(Recorded data)
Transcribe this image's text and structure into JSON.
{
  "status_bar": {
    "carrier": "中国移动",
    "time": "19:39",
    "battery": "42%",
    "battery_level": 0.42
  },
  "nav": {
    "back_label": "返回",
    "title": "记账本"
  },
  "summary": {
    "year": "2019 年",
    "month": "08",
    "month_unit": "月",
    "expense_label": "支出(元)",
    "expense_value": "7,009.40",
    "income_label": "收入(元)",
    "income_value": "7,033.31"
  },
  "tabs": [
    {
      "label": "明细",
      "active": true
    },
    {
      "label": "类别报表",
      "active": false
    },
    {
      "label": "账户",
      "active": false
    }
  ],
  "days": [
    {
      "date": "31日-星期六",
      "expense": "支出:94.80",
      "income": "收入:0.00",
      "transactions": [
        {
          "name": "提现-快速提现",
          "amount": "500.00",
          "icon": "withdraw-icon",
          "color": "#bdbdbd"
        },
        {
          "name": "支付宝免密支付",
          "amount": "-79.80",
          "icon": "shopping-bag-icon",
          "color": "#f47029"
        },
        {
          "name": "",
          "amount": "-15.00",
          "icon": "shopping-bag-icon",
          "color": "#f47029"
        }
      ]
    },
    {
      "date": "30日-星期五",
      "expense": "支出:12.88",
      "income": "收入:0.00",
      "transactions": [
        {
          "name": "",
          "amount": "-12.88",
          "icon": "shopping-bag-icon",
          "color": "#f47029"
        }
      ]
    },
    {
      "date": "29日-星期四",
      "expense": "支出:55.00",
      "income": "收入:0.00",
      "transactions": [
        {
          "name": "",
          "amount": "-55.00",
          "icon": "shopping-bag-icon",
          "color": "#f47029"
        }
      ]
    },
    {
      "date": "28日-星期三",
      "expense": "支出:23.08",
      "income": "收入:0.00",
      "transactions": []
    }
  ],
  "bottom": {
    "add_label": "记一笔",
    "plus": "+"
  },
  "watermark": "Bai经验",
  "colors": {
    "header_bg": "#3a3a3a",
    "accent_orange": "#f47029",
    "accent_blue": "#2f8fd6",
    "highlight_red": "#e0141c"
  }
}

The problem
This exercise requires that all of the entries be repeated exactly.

Response for this exercise
Transcribe this image's text and structure into JSON.
{
  "status_bar": {
    "carrier": "中国移动",
    "time": "19:39",
    "battery": "42%",
    "battery_level": 0.42
  },
  "nav": {
    "back_label": "返回",
    "title": "记账本"
  },
  "summary": {
    "year": "2019 年",
    "month": "08",
    "month_unit": "月",
    "expense_label": "支出(元)",
    "expense_value": "7,009.40",
    "income_label": "收入(元)",
    "income_value": "7,033.31"
  },
  "tabs": [
    {
      "label": "明细",
      "active": true
    },
    {
      "label": "类别报表",
      "active": false
    },
    {
      "label": "账户",
      "active": false
    }
  ],
  "days": [
    {
      "date": "31日-星期六",
      "expense": "支出:94.80",
      "income": "收入:0.00",
      "transactions": [
        {
          "name": "提现-快速提现",
          "amount": "500.00",
          "icon": "withdraw-icon",
          "color": "#bdbdbd"
        },
        {
          "name": "支付宝免密支付",
          "amount": "-79.80",
          "icon": "shopping-bag-icon",
          "color": "#f47029"
        },
        {
          "name": "",
          "amount": "-15.00",
          "icon": "shopping-bag-icon",
          "color": "#f47029"
        }
      ]
    },
    {
      "date": "30日-星期五",
      "expense": "支出:12.88",
      "income": "收入:0.00",
      "transactions": [
        {
          "name": "",
          "amount": "-12.88",
          "icon": "shopping-bag-icon",
          "color": "#f47029"
        }
      ]
    },
    {
      "date": "29日-星期四",
      "expense": "支出:55.00",
      "income": "收入:0.00",
      "transactions": [
        {
          "name": "",
          "amount": "-55.00",
          "icon": "shopping-bag-icon",
          "color": "#f47029"
        }
      ]
    },
    {
      "date": "28日-星期三",
      "expense": "支出:23.08",
      "income": "收入:0.00",
      "transactions": []
    }
  ],
  "bottom": {
    "add_label": "记一笔",
    "plus": "+"
  },
  "watermark": "Bai经验",
  "colors": {
    "header_bg": "#3a3a3a",
    "accent_orange": "#f47029",
    "accent_blue": "#2f8fd6",
    "highlight_red": "#e0141c"
  }
}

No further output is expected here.